%%

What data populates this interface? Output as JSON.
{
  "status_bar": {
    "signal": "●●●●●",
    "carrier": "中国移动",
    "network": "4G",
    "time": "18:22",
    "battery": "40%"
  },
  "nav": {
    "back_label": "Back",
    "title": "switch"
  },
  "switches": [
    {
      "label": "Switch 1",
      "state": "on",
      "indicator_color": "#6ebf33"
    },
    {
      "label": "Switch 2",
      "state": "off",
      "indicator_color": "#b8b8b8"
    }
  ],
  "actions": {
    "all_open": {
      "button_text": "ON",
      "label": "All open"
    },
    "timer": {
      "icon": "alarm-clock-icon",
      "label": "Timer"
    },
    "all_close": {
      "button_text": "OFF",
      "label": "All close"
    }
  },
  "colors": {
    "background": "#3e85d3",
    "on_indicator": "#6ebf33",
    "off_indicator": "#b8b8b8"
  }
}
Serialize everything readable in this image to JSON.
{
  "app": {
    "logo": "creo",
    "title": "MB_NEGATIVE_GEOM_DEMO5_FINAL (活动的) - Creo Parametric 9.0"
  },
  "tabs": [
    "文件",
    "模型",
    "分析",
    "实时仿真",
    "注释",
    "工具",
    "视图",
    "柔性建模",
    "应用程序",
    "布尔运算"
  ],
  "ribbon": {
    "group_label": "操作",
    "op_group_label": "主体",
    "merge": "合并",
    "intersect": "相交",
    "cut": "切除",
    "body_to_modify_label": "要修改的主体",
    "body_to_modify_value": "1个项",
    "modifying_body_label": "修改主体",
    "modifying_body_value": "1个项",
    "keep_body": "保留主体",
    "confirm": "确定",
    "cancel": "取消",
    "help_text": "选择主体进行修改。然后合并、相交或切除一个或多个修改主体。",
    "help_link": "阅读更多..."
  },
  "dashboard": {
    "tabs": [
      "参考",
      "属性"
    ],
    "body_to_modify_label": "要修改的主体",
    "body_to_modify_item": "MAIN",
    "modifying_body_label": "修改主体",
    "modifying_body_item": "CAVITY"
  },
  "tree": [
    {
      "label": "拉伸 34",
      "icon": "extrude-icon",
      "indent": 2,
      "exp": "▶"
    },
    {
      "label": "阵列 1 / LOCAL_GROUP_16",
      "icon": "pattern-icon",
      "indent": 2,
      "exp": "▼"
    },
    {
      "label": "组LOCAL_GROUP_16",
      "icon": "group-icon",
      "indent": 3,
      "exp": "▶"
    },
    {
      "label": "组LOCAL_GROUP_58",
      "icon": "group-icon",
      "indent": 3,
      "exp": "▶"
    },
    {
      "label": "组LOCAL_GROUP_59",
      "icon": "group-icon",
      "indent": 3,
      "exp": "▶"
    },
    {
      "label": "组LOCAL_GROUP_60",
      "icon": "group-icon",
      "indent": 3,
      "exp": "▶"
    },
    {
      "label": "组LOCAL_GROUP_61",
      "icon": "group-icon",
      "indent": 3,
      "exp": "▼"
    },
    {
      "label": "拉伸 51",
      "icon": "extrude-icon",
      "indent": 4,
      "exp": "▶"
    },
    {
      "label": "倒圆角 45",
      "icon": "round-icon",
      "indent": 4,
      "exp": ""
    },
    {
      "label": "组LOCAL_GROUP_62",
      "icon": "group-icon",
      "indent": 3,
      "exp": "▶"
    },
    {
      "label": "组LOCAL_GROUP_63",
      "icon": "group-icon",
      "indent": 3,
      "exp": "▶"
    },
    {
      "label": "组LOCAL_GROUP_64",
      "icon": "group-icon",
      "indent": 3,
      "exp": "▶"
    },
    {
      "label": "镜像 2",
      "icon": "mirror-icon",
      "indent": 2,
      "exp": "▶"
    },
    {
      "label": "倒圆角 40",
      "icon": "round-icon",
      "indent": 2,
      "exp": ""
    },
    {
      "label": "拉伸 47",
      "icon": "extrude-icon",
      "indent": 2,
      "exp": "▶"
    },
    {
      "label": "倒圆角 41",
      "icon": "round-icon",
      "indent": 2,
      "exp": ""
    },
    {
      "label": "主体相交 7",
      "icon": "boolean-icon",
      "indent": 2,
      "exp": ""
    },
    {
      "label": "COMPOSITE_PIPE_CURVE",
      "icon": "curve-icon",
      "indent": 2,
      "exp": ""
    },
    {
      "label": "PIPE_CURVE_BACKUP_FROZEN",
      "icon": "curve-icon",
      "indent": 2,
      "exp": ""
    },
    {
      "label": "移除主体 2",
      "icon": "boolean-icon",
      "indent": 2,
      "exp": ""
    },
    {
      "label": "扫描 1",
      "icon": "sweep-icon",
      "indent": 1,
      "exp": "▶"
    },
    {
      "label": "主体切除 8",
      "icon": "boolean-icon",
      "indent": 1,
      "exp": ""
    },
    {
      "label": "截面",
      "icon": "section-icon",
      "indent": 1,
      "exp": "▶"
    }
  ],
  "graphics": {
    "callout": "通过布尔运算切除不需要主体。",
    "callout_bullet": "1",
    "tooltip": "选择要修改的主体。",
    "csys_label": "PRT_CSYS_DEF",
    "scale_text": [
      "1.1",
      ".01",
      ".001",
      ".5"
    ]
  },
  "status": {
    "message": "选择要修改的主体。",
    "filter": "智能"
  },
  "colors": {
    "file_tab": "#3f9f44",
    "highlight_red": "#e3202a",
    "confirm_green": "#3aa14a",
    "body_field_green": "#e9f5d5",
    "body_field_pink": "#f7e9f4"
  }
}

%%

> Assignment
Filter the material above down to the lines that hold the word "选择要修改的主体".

> Reply
    "tooltip": "选择要修改的主体。",
    "message": "选择要修改的主体。",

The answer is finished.